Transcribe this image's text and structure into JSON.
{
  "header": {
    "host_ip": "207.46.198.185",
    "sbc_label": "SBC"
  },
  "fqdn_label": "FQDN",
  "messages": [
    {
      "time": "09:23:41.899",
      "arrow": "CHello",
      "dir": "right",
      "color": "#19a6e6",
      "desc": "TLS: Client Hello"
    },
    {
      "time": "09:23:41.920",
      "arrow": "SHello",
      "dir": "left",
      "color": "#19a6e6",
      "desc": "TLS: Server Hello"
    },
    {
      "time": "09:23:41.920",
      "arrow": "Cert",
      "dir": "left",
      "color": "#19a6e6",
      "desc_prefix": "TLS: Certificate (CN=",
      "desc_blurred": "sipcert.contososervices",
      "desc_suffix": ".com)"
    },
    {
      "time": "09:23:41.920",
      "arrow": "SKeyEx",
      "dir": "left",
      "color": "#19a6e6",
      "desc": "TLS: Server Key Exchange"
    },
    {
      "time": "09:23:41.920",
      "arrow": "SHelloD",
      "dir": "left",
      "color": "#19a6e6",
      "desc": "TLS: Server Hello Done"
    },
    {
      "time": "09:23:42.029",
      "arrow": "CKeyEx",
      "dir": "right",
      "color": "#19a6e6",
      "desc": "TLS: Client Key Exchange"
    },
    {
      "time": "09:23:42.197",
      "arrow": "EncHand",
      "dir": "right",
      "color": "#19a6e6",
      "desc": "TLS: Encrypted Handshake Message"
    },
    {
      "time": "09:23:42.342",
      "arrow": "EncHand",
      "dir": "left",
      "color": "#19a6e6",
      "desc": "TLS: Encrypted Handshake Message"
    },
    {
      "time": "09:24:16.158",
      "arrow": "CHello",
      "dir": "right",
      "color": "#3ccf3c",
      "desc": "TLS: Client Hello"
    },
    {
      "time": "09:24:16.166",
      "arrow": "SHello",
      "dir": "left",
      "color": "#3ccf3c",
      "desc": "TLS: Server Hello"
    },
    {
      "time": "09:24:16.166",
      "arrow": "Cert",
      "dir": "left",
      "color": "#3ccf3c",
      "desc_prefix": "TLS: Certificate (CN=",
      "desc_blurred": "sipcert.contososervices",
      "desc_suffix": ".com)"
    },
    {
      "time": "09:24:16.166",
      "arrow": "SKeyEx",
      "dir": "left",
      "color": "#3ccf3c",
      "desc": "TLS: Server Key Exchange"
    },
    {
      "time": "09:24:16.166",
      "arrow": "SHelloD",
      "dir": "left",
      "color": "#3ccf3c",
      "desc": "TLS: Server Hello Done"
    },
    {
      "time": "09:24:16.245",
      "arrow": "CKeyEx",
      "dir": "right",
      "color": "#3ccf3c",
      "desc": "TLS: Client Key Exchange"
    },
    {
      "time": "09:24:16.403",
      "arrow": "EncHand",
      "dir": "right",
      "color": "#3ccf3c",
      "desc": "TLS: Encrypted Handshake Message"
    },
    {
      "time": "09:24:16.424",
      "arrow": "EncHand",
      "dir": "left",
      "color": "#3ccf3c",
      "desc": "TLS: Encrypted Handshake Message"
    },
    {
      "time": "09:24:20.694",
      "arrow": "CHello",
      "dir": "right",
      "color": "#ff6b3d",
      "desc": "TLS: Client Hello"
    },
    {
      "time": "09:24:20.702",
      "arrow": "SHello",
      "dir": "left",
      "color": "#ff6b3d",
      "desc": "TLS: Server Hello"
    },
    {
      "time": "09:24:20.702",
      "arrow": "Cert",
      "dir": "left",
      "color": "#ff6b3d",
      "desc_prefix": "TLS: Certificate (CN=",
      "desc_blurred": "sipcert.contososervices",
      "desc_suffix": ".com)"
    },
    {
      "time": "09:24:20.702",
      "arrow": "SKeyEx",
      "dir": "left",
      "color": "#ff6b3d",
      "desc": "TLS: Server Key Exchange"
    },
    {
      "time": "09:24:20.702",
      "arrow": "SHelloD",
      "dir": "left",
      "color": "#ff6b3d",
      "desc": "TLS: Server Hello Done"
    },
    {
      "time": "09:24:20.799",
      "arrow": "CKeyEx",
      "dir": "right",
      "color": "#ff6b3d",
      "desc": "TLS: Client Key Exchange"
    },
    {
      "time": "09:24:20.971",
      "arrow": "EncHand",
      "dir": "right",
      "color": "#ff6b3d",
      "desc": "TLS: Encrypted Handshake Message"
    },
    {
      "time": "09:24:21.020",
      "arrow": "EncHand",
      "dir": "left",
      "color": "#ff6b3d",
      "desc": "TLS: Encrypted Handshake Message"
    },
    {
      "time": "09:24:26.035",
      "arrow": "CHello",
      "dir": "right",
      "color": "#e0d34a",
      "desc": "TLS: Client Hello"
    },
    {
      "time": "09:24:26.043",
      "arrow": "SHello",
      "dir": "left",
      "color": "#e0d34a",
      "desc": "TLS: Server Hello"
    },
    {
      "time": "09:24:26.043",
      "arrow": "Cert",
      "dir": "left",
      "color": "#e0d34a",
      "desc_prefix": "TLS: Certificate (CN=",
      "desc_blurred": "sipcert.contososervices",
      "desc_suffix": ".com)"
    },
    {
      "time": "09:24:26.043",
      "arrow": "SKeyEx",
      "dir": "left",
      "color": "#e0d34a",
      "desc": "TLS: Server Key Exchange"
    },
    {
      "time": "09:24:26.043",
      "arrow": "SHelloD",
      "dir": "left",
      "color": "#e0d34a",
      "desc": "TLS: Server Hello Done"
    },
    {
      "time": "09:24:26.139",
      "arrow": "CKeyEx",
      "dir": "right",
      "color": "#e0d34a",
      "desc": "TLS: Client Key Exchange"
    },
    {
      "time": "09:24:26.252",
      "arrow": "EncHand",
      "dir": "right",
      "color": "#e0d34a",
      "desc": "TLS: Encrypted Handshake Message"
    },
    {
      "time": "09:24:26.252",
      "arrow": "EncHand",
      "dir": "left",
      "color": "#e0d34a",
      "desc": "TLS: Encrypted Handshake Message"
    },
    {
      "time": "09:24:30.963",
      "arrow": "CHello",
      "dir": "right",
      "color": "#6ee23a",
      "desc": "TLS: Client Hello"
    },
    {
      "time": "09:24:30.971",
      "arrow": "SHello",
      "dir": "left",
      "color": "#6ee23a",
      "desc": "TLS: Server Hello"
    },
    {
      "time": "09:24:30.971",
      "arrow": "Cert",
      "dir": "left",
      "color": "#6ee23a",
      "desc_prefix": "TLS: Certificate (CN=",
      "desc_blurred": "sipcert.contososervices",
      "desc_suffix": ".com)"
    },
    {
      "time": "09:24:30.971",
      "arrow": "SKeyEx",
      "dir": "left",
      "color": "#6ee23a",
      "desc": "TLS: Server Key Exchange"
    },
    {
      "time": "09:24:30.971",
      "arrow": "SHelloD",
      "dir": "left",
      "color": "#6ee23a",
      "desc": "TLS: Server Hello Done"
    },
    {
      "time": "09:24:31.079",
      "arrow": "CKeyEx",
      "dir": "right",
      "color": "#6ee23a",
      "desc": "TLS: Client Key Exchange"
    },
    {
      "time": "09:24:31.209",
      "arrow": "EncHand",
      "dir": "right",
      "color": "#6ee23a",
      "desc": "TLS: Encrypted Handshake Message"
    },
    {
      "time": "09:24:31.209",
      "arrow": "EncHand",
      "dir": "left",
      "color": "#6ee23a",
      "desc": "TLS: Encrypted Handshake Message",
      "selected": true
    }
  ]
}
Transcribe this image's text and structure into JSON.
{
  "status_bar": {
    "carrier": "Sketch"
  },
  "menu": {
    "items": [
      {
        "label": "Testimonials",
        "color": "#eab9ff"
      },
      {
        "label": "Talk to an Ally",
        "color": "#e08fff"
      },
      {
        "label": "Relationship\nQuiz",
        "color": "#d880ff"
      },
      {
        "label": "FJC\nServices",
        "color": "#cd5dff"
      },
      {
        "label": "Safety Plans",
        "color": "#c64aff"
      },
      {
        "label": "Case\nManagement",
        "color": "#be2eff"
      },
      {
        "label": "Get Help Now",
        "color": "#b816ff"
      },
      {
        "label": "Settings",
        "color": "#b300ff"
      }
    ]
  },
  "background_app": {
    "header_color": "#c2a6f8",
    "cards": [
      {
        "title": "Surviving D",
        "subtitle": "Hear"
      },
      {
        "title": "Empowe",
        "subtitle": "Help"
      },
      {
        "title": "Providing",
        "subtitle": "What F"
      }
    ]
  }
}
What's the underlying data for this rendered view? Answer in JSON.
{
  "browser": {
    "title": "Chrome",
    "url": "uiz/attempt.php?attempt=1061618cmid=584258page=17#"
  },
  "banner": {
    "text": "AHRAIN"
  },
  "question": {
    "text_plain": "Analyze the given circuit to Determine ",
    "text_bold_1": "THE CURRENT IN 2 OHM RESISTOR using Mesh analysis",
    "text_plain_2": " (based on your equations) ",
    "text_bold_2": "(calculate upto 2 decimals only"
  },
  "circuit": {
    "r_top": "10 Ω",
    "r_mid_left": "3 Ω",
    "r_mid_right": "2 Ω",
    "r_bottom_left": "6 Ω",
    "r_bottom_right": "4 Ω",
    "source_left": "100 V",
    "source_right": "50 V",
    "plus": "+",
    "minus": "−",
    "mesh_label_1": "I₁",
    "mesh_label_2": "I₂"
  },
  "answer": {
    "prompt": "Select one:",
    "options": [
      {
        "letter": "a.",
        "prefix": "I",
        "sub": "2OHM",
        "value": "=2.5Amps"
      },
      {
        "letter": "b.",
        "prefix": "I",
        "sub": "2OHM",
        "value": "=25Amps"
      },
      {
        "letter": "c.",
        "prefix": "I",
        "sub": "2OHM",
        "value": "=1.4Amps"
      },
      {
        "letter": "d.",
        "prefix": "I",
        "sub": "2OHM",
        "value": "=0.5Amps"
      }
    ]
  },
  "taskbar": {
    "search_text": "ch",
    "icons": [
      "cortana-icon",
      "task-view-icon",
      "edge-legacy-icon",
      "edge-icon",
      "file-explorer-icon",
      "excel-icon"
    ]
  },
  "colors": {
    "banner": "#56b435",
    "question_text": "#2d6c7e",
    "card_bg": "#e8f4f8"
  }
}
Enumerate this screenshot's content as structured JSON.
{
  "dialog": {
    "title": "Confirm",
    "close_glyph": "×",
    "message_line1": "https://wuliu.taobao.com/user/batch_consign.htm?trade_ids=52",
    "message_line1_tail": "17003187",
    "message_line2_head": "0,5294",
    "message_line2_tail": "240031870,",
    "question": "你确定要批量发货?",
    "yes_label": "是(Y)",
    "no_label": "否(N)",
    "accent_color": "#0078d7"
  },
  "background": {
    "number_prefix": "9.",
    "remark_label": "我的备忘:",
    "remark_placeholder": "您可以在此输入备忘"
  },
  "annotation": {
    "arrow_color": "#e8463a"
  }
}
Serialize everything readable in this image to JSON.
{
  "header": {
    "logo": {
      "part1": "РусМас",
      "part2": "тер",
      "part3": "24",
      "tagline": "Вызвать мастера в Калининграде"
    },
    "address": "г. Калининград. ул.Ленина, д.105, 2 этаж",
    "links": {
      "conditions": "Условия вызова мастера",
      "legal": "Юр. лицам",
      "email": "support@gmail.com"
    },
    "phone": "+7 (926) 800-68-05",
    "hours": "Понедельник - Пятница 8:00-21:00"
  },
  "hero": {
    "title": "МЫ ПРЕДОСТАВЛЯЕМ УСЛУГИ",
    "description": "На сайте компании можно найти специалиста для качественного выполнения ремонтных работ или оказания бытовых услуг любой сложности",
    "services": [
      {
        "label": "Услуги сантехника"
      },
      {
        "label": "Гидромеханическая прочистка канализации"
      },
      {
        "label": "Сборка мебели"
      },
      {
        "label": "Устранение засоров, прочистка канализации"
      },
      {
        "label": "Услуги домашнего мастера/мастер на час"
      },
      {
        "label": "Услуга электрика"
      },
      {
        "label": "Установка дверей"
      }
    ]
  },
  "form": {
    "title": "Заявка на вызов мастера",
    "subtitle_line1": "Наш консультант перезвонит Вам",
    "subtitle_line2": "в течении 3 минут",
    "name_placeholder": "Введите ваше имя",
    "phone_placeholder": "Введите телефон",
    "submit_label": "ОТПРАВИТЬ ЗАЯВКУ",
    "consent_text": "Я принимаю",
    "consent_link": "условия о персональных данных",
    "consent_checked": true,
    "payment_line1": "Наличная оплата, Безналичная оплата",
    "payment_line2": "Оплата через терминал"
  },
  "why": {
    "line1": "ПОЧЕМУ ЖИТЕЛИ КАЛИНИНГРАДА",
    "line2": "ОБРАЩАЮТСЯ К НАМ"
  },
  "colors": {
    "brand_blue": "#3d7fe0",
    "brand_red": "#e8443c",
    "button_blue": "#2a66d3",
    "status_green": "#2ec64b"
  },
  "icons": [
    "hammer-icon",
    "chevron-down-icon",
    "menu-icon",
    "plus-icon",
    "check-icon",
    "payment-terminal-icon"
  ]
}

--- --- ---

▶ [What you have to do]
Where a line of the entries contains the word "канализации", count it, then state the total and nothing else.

▶ [Response to this task]
2